## What to produce
If a line in the data below holds the word "Created", copy it.

Data records

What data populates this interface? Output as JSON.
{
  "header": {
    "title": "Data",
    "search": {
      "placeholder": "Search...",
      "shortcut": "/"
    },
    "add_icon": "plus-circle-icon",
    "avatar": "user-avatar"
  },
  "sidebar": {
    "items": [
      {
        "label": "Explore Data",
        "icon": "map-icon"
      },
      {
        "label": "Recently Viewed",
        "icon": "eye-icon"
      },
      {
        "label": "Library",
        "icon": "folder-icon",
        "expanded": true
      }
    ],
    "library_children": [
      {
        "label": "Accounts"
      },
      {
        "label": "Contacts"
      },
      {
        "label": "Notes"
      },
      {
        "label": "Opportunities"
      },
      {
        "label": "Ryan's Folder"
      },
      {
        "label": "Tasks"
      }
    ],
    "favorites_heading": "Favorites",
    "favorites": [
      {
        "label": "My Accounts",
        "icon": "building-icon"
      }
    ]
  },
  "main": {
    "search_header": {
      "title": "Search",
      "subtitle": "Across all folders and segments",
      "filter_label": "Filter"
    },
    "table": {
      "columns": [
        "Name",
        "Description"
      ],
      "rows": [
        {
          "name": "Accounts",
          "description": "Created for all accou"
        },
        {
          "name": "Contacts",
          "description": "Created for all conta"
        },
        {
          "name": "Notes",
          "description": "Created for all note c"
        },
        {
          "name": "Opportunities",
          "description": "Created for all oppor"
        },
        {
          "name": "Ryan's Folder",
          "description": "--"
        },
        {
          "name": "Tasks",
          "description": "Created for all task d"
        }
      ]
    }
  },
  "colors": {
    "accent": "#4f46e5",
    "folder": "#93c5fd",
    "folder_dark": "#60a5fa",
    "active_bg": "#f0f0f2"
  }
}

## Solution
          "description": "Created for all accou"
          "description": "Created for all conta"
          "description": "Created for all note c"
          "description": "Created for all oppor"
          "description": "Created for all task d"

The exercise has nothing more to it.